Another process, which is quite as simple as that already described, and which is actually simpler if the original negatives are used as the printing matrices, is the so-called etching process. In this the gelatine in contact with the metallic silver of the image, instead of being insolubilized, is chemically etched or dissolved away.

This process is founded on an observation made originally by Liesegang in 1897, and was improved upon by Andresen in the following year. The former noticed that when a negative was immersed in a solution of ammonium persulphate, the gelatine surrounding the silver image was so softened that it became soluble in hot water. Andresen improved the idea by using hydrogen peroxide, and this is actually the etching agent in this process, that is, it gives up oxygen when reacting with the silver and the nascent oxygen attacks the colloid.

The etching fluid is:

Hydrogen peroxide 30.0 ccm.

Cupric sulphate 20.0 g.

Nitric acid 5.0 ccm.

Potassium bromide 0.5 g.

Water to 1000.0 ccm.

This is used at normal or room temperature, preferably 180 C. (700 F.) If the temperature rises, the action is apt to be too violent in the deep shadows.

If one elects to use the original negatives, it is apparent that it obviates the making of a set of transparencies and second negatives. There is no real objection to this use of the primary negatives, except that the gelatine may become damaged in the course of time and one has then no reserve negatives to fall back upon, from which to make further matrices. It is as well, therefore, to make transparencies from the original negatives and keep these in reserve. It may be emphasized here (because, although we are considering one special process, this recommendation is applicable to every case in which transparencies are made for the purpose of reproduction of negatives) that they should not be like lantern slides, that is, brilliant and hard, but rather of a soft character, fully exposed without dense shadows. In fact the best type of reproduction transparency is that in which there are no patches of clear glass and no dense shadows that one cannot easily read print through. One can, in making the second negative from such plates, obtain any desired degree of contrast by the use of contrast plates, slight underexposure or the liberal use of bromide in the developer. Whereas, if the transparency is wanting in detail, there is no method of obtaining it.
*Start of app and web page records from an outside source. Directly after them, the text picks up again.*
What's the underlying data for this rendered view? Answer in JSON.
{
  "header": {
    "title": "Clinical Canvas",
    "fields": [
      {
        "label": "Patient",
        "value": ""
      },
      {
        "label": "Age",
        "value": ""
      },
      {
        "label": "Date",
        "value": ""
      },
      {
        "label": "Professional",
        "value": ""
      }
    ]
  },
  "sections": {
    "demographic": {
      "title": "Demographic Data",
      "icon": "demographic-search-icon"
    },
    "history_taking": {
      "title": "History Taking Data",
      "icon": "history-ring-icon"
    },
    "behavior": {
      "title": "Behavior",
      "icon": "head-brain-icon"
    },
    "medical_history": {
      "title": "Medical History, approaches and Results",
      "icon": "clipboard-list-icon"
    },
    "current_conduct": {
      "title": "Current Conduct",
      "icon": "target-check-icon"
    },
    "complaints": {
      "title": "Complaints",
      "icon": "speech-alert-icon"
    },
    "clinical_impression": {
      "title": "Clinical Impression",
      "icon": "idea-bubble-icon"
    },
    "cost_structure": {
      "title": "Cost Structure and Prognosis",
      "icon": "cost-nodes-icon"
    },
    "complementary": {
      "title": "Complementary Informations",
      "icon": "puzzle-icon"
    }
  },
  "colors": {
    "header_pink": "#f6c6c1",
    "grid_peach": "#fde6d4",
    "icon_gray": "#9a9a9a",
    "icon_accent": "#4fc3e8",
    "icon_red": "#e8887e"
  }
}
If one elects not to use the original negatives, one must make transparencies from them and duplicate negatives from these. Obviously with all these processes, in which either negatives or positives are used as print-plates, one is not tied to the original size of the negatives, as they may be enlarged or reduced in the camera, and thus any size of picture secured.

It is advisable to soak the negatives to be used in five per cent chrome alum solution for about fifteen minutes, and then wash and dry; but if films are used, and these are the most satisfactory because of their pliability, it is not necessary to use the alum bath.
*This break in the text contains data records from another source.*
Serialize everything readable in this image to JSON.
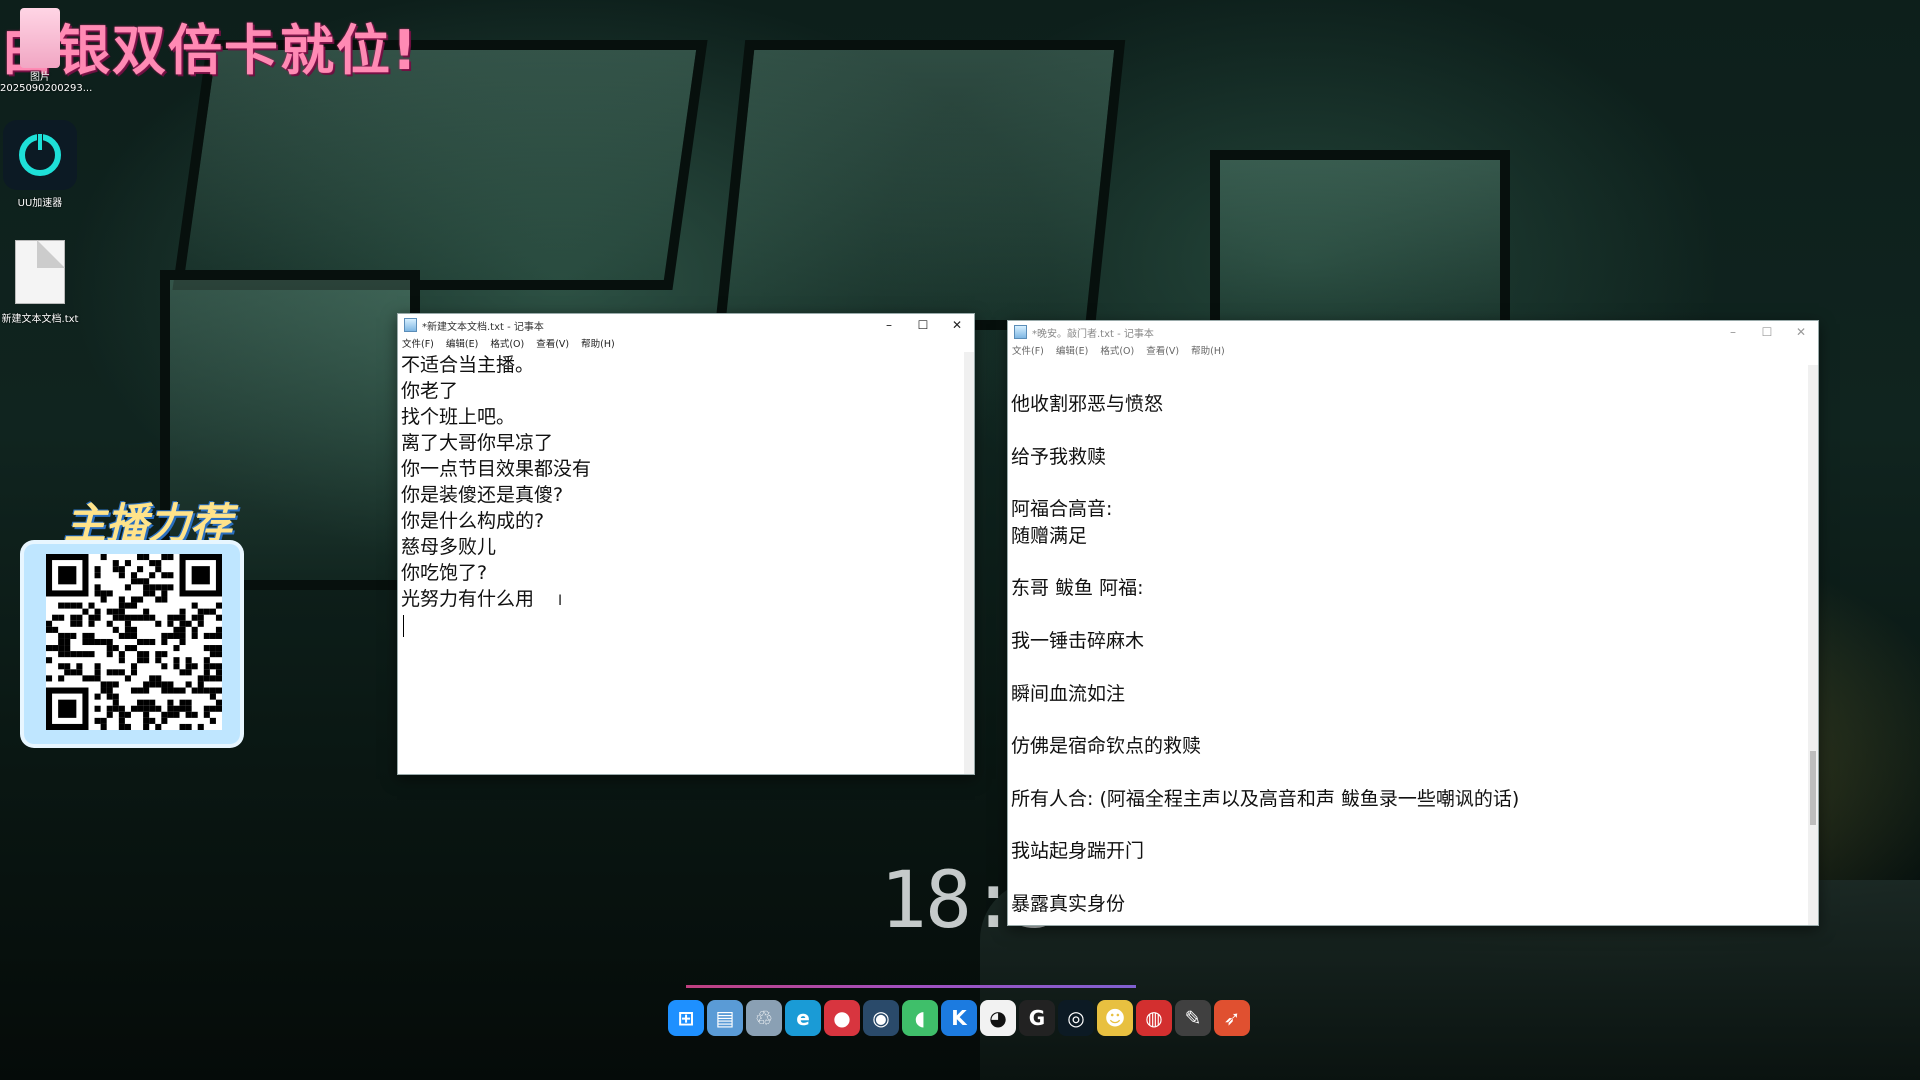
{
  "banner": {
    "text": "白银双倍卡就位!"
  },
  "desktop_icons": [
    {
      "name": "photo",
      "label1": "图片",
      "label2": "2025090200293..."
    },
    {
      "name": "uu",
      "label1": "UU加速器"
    },
    {
      "name": "txt",
      "label1": "新建文本文档.txt"
    }
  ],
  "qr_panel": {
    "title": "主播力荐"
  },
  "clock": {
    "time": "18:5"
  },
  "notepad1": {
    "title": "*新建文本文档.txt - 记事本",
    "menus": [
      "文件(F)",
      "编辑(E)",
      "格式(O)",
      "查看(V)",
      "帮助(H)"
    ],
    "lines": [
      "不适合当主播。",
      "你老了",
      "找个班上吧。",
      "离了大哥你早凉了",
      "你一点节目效果都没有",
      "你是装傻还是真傻?",
      "你是什么构成的?",
      "慈母多败儿",
      "你吃饱了?",
      "光努力有什么用"
    ]
  },
  "notepad2": {
    "title": "*晚安。敲门者.txt - 记事本",
    "menus": [
      "文件(F)",
      "编辑(E)",
      "格式(O)",
      "查看(V)",
      "帮助(H)"
    ],
    "lines": [
      "",
      "他收割邪恶与愤怒",
      "",
      "给予我救赎",
      "",
      "阿福合高音:",
      "随赠满足",
      "",
      "东哥 鲅鱼 阿福:",
      "",
      "我一锤击碎麻木",
      "",
      "瞬间血流如注",
      "",
      "仿佛是宿命钦点的救赎",
      "",
      "所有人合: (阿福全程主声以及高音和声 鲅鱼录一些嘲讽的话)",
      "",
      "我站起身踹开门",
      "",
      "暴露真实身份"
    ]
  },
  "window_controls": {
    "minimize": "–",
    "maximize": "☐",
    "close": "✕"
  },
  "dock": {
    "items": [
      {
        "name": "windows-start",
        "glyph": "⊞",
        "color": "#1e90ff"
      },
      {
        "name": "file-manager",
        "glyph": "▤",
        "color": "#5a9bd6"
      },
      {
        "name": "recycle-bin",
        "glyph": "♲",
        "color": "#8aa0b4"
      },
      {
        "name": "edge",
        "glyph": "e",
        "color": "#1a9bd6"
      },
      {
        "name": "app-red-bird",
        "glyph": "●",
        "color": "#d8353f"
      },
      {
        "name": "steam",
        "glyph": "◉",
        "color": "#2a4a6a"
      },
      {
        "name": "app-egg",
        "glyph": "◖",
        "color": "#3fbf6a"
      },
      {
        "name": "kugou",
        "glyph": "K",
        "color": "#1c7be0"
      },
      {
        "name": "qq",
        "glyph": "◕",
        "color": "#f2f2f2"
      },
      {
        "name": "app-g",
        "glyph": "G",
        "color": "#222222"
      },
      {
        "name": "uu-accelerator",
        "glyph": "◎",
        "color": "#0c1a24"
      },
      {
        "name": "app-panda",
        "glyph": "☻",
        "color": "#e8c040"
      },
      {
        "name": "netease-music",
        "glyph": "◍",
        "color": "#d32f2f"
      },
      {
        "name": "app-notes",
        "glyph": "✎",
        "color": "#404040"
      },
      {
        "name": "app-bird",
        "glyph": "➶",
        "color": "#e05030"
      }
    ]
  }
}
The negatives should be immersed in the etching solution and allowed to soak for about five minutes, and then the dish gently rocked, and it will be seen that the image will begin to gradually disappear and dissolve off. If the solution is properly made up, the image does not change color at all, but comes away with the gelatine in its original black color. The solution becomes opaque from this suspended silver and turns milky, because the bromide gradually converts it into silver bromide. If, after use, the solution is allowed to stand, the bromide settles down to the bottom of the dish and the supernatant liquid can be poured off and used again if thought necessary; but as the cost of the solution is really very small, this is hardly worth while.

The action of the bath is allowed to continue until, after rinsing the plate or film with water, no black image is seen, which is best observed against a white surface. The image will not be quite invisible, but when there is no black silver visible the action is complete. It is always advisable to manipulate all three negatives at once, or each one with fresh solution, as this means regularity of results. As the etching action is due to the evolution of oxygen from the peroxide, and commercial peroxide may be used, it is clear that the more the solution is used the longer it will take to etch. If the solution has 6een used and allowed to stand, and it is thought worth while to use it again, it will probably be unnecessary to add more peroxide; but more bromide should be added, because really the quantity of bromide controls the rapidity of the solvent action, and if it be entirely used up, the silver may be dissolved without the gelatine, though this is not likely if the above ratios are adhered to. Naturally, also, increase in temperature increases the rapidity of the action, but there is no particular advantage in rapid action, and if the rise in temperature is about ten degrees, some of the gelatine not in contact with the silver may dissolve; of course, a rise of one or two degrees is of no moment.

As soon as all the black silver image has dissolved, the plate should be washed for about fifteen minutes and preferably fixed in a chrome alum fixing bath; this is not actually necessary, but as there is always a slight residue of silver bromide left in the image, the hypo removes it. Then, after washing out the hypo, which takes but a short time, the plates should be immersed in five per cent solution of formaldehyde for fifteen minutes, rinsed, and dried. This drying hardens the gelatine so that the image is less liable to damage in the subsequent operations.

The dyes that can be used and the various manipulations are exactly as described in the previous processes, so that there is no necessity to repeat the directions. The print-plates may be repeatedly used, staining up afresh each time.